* Directions
Lines with the word "subtitle" in them are the ones to copy from the records.

- Opening Delimiter -

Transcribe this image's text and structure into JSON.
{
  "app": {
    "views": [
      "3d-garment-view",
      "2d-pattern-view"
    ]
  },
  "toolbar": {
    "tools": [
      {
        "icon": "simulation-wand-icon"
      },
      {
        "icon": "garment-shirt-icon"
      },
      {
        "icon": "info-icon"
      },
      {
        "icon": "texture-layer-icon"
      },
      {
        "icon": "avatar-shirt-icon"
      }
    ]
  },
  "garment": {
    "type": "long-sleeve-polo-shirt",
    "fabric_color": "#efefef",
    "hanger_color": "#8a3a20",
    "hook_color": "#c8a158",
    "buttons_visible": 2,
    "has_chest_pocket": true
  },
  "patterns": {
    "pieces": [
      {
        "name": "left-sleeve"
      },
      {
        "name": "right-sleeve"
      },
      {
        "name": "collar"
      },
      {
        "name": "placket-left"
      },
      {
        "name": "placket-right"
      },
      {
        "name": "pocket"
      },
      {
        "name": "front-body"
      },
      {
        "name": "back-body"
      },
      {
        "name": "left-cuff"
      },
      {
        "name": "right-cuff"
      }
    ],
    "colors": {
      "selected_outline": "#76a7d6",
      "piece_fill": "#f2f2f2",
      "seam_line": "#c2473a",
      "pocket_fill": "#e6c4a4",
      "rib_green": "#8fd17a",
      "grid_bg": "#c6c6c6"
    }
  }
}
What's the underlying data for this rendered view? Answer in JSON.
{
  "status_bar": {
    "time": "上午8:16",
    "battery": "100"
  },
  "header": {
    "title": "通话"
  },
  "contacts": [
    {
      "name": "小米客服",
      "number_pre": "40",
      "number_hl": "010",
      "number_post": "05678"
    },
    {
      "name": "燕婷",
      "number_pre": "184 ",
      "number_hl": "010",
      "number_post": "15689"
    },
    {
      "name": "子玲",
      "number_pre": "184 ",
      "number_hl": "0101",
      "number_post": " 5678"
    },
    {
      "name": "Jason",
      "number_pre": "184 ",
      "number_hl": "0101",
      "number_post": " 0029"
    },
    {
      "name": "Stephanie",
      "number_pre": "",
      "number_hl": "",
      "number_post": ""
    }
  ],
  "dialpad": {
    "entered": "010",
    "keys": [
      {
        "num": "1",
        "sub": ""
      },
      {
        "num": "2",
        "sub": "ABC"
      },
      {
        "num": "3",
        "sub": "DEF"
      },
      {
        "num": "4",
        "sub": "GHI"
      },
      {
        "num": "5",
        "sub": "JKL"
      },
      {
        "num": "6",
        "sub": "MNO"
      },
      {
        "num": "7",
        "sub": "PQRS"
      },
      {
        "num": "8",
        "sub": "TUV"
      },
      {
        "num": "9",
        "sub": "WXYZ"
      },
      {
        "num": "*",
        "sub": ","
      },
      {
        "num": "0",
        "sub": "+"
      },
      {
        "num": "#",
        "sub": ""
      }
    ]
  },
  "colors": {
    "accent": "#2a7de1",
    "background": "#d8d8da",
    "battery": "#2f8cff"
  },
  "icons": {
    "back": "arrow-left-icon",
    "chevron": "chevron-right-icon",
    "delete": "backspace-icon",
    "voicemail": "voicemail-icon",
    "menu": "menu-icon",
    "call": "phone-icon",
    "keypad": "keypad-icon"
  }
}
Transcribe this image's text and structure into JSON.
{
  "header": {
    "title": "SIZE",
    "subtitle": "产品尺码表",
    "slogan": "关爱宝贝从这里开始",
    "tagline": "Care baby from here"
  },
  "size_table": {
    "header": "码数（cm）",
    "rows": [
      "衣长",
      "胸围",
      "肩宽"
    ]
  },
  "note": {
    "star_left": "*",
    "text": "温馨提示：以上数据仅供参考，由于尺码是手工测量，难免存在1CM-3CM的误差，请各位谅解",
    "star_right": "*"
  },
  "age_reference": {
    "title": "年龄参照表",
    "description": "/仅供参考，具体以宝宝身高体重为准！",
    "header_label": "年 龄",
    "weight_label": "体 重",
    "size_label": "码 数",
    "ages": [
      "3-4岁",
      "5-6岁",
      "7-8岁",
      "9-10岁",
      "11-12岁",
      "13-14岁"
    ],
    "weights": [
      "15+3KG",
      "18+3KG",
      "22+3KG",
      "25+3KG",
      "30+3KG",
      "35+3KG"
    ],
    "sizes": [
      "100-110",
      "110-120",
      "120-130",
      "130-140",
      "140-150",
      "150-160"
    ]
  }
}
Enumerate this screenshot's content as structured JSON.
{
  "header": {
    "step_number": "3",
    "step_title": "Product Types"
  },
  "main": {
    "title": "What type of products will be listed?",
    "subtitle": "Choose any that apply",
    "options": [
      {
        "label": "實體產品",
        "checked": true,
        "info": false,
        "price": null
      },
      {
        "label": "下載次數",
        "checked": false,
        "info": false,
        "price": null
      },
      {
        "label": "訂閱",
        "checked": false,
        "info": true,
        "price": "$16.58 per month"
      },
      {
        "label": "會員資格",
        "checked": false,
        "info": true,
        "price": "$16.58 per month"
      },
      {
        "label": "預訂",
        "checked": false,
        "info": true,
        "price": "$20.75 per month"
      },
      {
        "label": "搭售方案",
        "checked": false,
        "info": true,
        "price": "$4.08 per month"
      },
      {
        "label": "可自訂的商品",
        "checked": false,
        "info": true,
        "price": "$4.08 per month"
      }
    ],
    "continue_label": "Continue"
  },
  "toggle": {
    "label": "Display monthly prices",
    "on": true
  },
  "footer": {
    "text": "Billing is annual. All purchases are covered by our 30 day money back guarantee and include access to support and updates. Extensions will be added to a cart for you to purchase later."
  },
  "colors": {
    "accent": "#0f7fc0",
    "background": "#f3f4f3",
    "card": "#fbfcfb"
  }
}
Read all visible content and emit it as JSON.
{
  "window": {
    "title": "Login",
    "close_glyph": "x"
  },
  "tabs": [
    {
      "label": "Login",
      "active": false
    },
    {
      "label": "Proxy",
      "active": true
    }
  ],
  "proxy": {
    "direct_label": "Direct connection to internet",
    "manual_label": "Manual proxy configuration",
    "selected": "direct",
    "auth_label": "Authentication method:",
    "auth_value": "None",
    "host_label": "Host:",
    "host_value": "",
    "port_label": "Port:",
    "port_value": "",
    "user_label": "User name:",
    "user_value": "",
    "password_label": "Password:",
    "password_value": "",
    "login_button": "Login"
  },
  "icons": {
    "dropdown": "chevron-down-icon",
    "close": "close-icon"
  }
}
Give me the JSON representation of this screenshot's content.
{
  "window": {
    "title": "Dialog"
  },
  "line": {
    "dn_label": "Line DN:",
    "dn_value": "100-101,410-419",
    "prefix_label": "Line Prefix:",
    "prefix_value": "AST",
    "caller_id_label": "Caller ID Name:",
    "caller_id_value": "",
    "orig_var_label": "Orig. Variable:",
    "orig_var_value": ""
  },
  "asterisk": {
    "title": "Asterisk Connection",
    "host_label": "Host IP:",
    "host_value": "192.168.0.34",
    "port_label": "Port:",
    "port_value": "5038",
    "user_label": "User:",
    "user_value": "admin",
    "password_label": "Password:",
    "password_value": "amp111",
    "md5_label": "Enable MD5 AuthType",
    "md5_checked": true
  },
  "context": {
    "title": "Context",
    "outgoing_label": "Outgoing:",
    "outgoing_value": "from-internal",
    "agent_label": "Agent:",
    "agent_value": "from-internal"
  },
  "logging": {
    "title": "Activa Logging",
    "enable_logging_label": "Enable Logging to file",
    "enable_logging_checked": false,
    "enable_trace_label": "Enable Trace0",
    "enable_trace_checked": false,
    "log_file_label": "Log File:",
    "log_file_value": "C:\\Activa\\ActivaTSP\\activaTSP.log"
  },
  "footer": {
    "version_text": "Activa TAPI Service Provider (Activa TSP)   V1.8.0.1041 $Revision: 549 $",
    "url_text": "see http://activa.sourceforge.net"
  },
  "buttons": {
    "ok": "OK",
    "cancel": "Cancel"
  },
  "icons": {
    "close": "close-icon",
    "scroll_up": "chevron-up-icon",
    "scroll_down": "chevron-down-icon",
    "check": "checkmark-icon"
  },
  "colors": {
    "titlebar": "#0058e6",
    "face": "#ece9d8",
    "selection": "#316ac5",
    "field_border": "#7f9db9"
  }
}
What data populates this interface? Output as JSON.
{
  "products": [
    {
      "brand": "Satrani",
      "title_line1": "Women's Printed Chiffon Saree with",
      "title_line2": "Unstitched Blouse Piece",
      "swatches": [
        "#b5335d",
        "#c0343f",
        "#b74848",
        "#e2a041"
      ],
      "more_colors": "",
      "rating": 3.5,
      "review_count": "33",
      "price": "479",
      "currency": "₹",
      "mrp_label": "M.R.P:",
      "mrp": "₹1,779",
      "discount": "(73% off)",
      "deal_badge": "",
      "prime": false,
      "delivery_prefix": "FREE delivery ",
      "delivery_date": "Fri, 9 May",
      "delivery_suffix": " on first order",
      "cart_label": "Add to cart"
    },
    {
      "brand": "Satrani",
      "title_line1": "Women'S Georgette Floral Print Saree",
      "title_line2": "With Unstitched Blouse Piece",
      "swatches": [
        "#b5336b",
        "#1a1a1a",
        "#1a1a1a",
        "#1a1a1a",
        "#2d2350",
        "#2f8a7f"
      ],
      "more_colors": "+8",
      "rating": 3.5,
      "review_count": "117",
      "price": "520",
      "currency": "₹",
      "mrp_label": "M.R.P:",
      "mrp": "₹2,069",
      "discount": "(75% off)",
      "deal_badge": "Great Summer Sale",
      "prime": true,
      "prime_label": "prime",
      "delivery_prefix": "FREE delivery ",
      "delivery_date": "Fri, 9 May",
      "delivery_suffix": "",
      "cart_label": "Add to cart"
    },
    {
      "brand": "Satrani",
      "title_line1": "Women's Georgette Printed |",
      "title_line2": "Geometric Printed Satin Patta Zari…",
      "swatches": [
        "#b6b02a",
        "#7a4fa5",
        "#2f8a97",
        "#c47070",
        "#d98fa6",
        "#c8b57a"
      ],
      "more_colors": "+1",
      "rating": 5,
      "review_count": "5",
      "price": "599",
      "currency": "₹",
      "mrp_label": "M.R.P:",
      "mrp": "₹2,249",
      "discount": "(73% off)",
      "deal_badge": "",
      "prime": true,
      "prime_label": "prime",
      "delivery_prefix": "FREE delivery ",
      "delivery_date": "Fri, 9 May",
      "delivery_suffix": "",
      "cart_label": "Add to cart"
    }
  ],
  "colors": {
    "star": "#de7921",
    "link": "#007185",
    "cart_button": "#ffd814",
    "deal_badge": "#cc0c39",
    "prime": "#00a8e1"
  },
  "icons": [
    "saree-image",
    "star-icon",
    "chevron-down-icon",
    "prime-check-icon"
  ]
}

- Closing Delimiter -

* Response area
    "subtitle": "产品尺码表",
    "subtitle": "Choose any that apply",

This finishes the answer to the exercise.